Discuss the way a frog looks and sounds. Ask: How did the princess react when she saw him at the castle? (didn't like him) How did she say he felt? (cold, wet) Ask the children why they think the witch made the prince look like a frog. Why didn't she choose a puppy or a kitten? (easy to like, a frog is not so easy to like)

Tell the children that they are going to make their own frog puppets to accompany the story.
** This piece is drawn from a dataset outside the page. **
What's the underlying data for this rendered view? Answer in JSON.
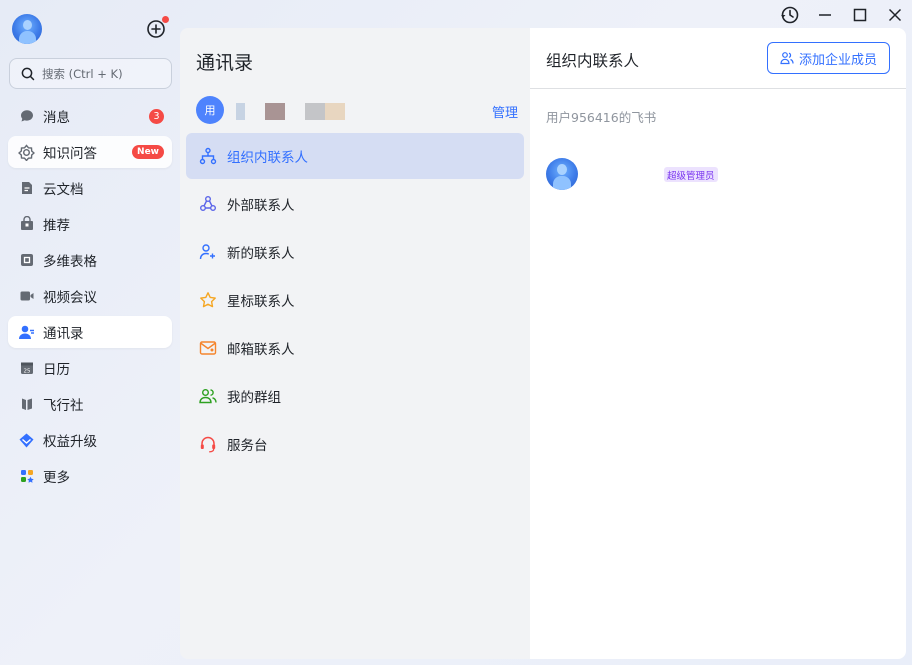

Tell them that their frogs may "talk" whenever the frog in the story does.

Frog Puppet

1. Distribute an all white paper plate, pattern sheet and small pieces of green and red construction paper to each child.

2. Tell the children to color the underside of the plate green and the inside yellow.

3. Next, fold the plate in half in order to form the frog's mouth.

4. Have the children use the eye and tongue patterns to first trace, then cut each out of the construction paper. (You may provide cut-out patterns or require the students to cut out the patterns as well.)

5. Attach the tongue to the inside of the mouth close to the fold.

6. Draw a round black eye in each eye socket, then fold the paper and attach to the head of the frog.

7. Holding the frog head at the fold, open and close the mouth by opening and closing your hand.